from sqlalchemy import func

# Get a list of the attributes. Alternatively,
# we could list them all out in the query, i.e.,
# pl.Annotation.spiculation, pl.Annotation.malignancy, etc...
all_features = [getattr(pl.Annotation, fname)
                    for fname in pl.annotation_feature_names]

groups = pl.query(func.group_concat(\
           .group_by( *all_features )\
           .having(func.count('*') > 1)

The previous query fetches all annotations that share identical numerical feature sets. This is accomplished by using the SQL group by statement and filtering to including groups with size strictly greater than 1 using the SQL having statement.

Note that in the query itself, we query for the Annotation ids, not the Annotation objects themselves as we would normally do. If pl.Annotation is used as the query argument, then only a single member of the group is returned. group_concat returns the entire group in the query, rather than a single member; however, a SQL literal must be used inside of group_concat, so we query for the Annotation id instead (the Annotation object can be obtained from the id, anyway).

So what exactly is the result?:

# => 837

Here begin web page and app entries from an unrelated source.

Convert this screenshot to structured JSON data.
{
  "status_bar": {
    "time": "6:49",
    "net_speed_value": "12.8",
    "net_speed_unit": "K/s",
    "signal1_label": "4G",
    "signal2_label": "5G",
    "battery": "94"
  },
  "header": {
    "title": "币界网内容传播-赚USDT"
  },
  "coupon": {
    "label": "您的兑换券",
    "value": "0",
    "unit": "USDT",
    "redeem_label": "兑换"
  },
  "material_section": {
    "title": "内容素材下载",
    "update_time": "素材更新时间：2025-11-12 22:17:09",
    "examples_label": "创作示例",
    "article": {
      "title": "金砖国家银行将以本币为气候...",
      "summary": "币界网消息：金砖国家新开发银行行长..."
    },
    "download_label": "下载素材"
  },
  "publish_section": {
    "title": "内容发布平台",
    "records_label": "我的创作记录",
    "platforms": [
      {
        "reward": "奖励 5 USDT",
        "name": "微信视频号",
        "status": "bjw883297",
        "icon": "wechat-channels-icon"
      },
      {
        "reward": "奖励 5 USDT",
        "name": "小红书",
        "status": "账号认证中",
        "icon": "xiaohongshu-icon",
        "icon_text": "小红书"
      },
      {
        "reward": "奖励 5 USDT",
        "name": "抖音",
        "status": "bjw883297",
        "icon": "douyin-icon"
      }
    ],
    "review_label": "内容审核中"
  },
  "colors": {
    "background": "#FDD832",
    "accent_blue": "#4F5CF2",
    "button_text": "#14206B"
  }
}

This means there are 837 nodule annotation groups whose group members have identical characteristic feature values. The individual results can be inspected:

print(groups[0], groups[1])
# => (u'6764,6766',), (u'5781,5782,5937',)

Each result is a 1-tuple whose element is a string of Annotation ids, separated by commas. We can assert that the feature values are indeed identical in a particular group:

# Id's for the first group:
ids = groups[0][0].split(',')

for id in ids:
    ann = pl.query(pl.Annotation).get(id)
# => [1 1 3 3 5 1 1 5 1]
# => [1 1 3 3 5 1 1 5 1]

Let’s look at the largest such group:

group_sizes = [len(g[0].split(',')) for g in groups]
# => 296

So, there is a group of annotations of size 296, all having identical feature values, and this is the biggest such group. Let’s look at what the feature values are:

import numpy as np

# Get the location of the maximum sized group.
i = np.argmax(group_sizes)

# Grab the first id in the maximum sized group, for no particular reason.
id = groups[i][0].split(',')[0]

ann = pl.query(pl.Annotation).get(id)
# => Feature              Meaning                    #
# => -                    -                          -
# => Subtlety           | Fairly Subtle            | 3
# => Internalstructure  | Soft Tissue              | 1
# => Calcification      | Absent                   | 6
# => Sphericity         | Round                    | 5
# => Margin             | Sharp                    | 5
# => Lobulation         | No Lobulation            | 1
# => Spiculation        | No Spiculation           | 1
# => Texture            | Solid                    | 5
# => Malignancy         | Moderately Unlikely      | 2

There are 296 annotations with values identical to the above.

We can confirm that the feature values for all these annotations by computing the variance of the each feature value computed over all annotations in the group:

# Fetch the feature values for all annotations in the group
ids = [id for id in groups[i][0].split(',')]

fvals = pl.query(*all_features)\
          .filter( ids )).all()
fvals = np.array(fvals)

# => (296, 9)

# => [0. 0. 0. 0. 0. 0. 0. 0. 0.]